The white T-shirt is his uniform for the first few days of interviews. Then, as stories break, we see him in a gray T-shirt, then a grayer dress shirt. By the time he leaves the hotel room, a hunted man, he’s wearing a black shirt and a black jacket.
Intentional? God, I hope not.
I know. Snowden didn’t want this to be about personality and here I am talking hair gel and T-shirts. I’m part of the problem.
I was part of the problem earlier, since I was somewhat dismissive of Snowden’s revelations. The NSA is gathering data on all of us? So safety in numbers, right? Right. Unless, of course, the federal government decides to target you and glean what info they can from that metadata. According to Glenn Greenwald, who has a new NSA whistleblower, 1.2 million (Americans or anyone?) are on the NSA’s watchlist.
For all the good this doc does, we’re still not getting the post-9/11 discussion we need. What I wrote at the end of my review of Jeremy Scahill’s “Dirty Wars” is still relevant. It’s freedom vs. safety, or, in the language here, privacy vs. security, and the post-9/11 argument is that we can’t have both. The deeper argument is: Are we giving up one (privacy) for only the illusion of the other (security)? Or this: Are we simply giving up someone else’s privacy (the 1.2 million) for the sake of our own security—real or imagined?
To me, the discussion begins here; I don’t know where it ends.
Snowden, whose code name is “Citizenfour,” picked both Greenwald and Poitras as his contacts because both are on the watchlist. We get maybe 10 minutes leading up to the June 2013 interviews, and then nearly an hour in that claustrophobic hotel room. Then Greenwald drops away—shadowed everywhere by the media—and he’s replaced by an international human rights lawyer, who spirits Snowden away. Poitras films him leaving the room, and that’s it. Then he’s gone. Off to ... where was it again? Brazil? But stuck in Moscow.
There are a few missed opportunities here.

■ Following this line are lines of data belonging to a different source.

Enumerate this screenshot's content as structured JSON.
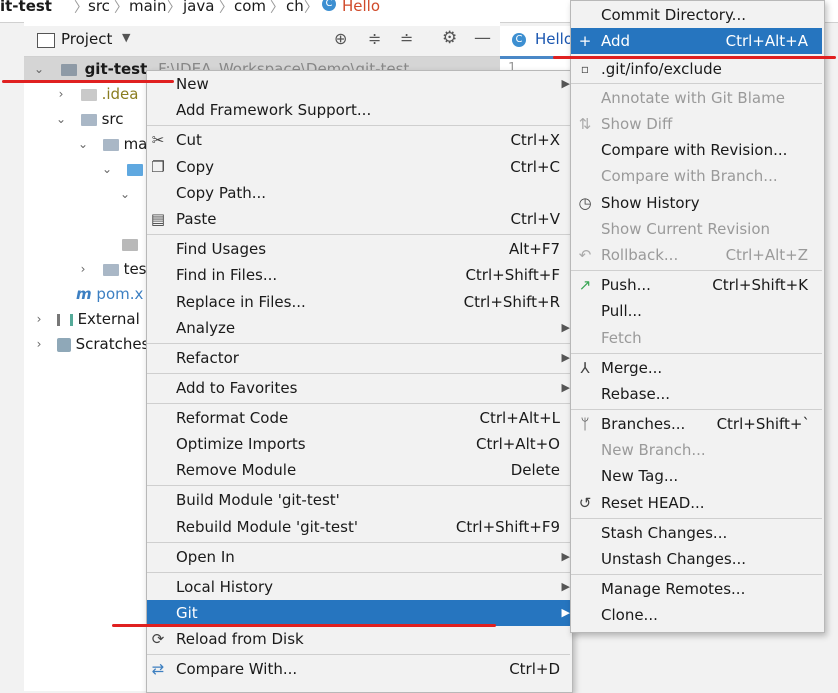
{
  "breadcrumb": {
    "items": [
      "it-test",
      "src",
      "main",
      "java",
      "com",
      "ch",
      "Hello"
    ]
  },
  "project_panel": {
    "title": "Project",
    "tree": {
      "root": "git-test",
      "root_path": "F:\\IDEA_Workspace\\Demo\\git-test",
      "idea": ".idea",
      "src": "src",
      "main": "ma",
      "test": "tes",
      "pom": "pom.x",
      "external": "External L",
      "scratches": "Scratches"
    }
  },
  "editor": {
    "tab": "Hello",
    "line_number": "1"
  },
  "context_menu": {
    "items": [
      {
        "label": "New",
        "submenu": true
      },
      {
        "label": "Add Framework Support..."
      },
      {
        "label": "Cut",
        "shortcut": "Ctrl+X",
        "icon": "scissors-icon"
      },
      {
        "label": "Copy",
        "shortcut": "Ctrl+C",
        "icon": "copy-icon"
      },
      {
        "label": "Copy Path..."
      },
      {
        "label": "Paste",
        "shortcut": "Ctrl+V",
        "icon": "paste-icon"
      },
      {
        "label": "Find Usages",
        "shortcut": "Alt+F7"
      },
      {
        "label": "Find in Files...",
        "shortcut": "Ctrl+Shift+F"
      },
      {
        "label": "Replace in Files...",
        "shortcut": "Ctrl+Shift+R"
      },
      {
        "label": "Analyze",
        "submenu": true
      },
      {
        "label": "Refactor",
        "submenu": true
      },
      {
        "label": "Add to Favorites",
        "submenu": true
      },
      {
        "label": "Reformat Code",
        "shortcut": "Ctrl+Alt+L"
      },
      {
        "label": "Optimize Imports",
        "shortcut": "Ctrl+Alt+O"
      },
      {
        "label": "Remove Module",
        "shortcut": "Delete"
      },
      {
        "label": "Build Module 'git-test'"
      },
      {
        "label": "Rebuild Module 'git-test'",
        "shortcut": "Ctrl+Shift+F9"
      },
      {
        "label": "Open In",
        "submenu": true
      },
      {
        "label": "Local History",
        "submenu": true
      },
      {
        "label": "Git",
        "submenu": true,
        "selected": true
      },
      {
        "label": "Reload from Disk",
        "icon": "reload-icon"
      },
      {
        "label": "Compare With...",
        "shortcut": "Ctrl+D",
        "icon": "compare-icon"
      }
    ]
  },
  "git_menu": {
    "items": [
      {
        "label": "Commit Directory..."
      },
      {
        "label": "Add",
        "shortcut": "Ctrl+Alt+A",
        "icon": "plus-icon",
        "selected": true
      },
      {
        "label": ".git/info/exclude",
        "icon": "file-icon"
      },
      {
        "label": "Annotate with Git Blame",
        "disabled": true
      },
      {
        "label": "Show Diff",
        "disabled": true,
        "icon": "diff-icon"
      },
      {
        "label": "Compare with Revision..."
      },
      {
        "label": "Compare with Branch...",
        "disabled": true
      },
      {
        "label": "Show History",
        "icon": "clock-icon"
      },
      {
        "label": "Show Current Revision",
        "disabled": true
      },
      {
        "label": "Rollback...",
        "shortcut": "Ctrl+Alt+Z",
        "disabled": true,
        "icon": "rollback-icon"
      },
      {
        "label": "Push...",
        "shortcut": "Ctrl+Shift+K",
        "icon": "push-icon"
      },
      {
        "label": "Pull..."
      },
      {
        "label": "Fetch",
        "disabled": true
      },
      {
        "label": "Merge...",
        "icon": "merge-icon"
      },
      {
        "label": "Rebase..."
      },
      {
        "label": "Branches...",
        "shortcut": "Ctrl+Shift+`",
        "icon": "branch-icon"
      },
      {
        "label": "New Branch...",
        "disabled": true
      },
      {
        "label": "New Tag..."
      },
      {
        "label": "Reset HEAD...",
        "icon": "reset-icon"
      },
      {
        "label": "Stash Changes..."
      },
      {
        "label": "Unstash Changes..."
      },
      {
        "label": "Manage Remotes..."
      },
      {
        "label": "Clone..."
      }
    ]
  },
  "colors": {
    "highlight": "#2675bf",
    "annotation_red": "#e02020",
    "disabled_text": "#9a9a9a"
  }
}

I laughed out loud at footage of Piers Morgan grilling a federal official about the awfulness of intruding upon privacy—as if he’d never been an editor for News of the World. Who isn’t spying on us? If it’s not governments, it’s the media; if not the media, corporations. We’re being spied on by algorithms. Search for a book on one site and it’ll pop up as an ad on another. Maybe the notion of privacy itself will become an outmoded concept in the digital age.
Then there’s the ending. We visit Snowden briefly in Moscow, where he’s now living with his girlfriend. Glenn Greenwald brings him up to date on all he’s learned, but writes down, rather than speaks, the most relevant material, since they all assume he’s being bugged. By Moscow? By us? By Murdoch? But the questions I’d like to ask Edward Snowden aren’t asked. What’s it like being so plugged in—as he was at the NSA—and then being completely unplugged, as he is now? Did he think the reaction of the world was commensurate with the problem as he saw it? I’d ask “The Insider” questions: Was it worth it? If he could go back, would he still come forward? Would he still blow the whistle?
Are we worth it?
These are some of the thoughts I had as I left the theater. Also this: the terrorists won.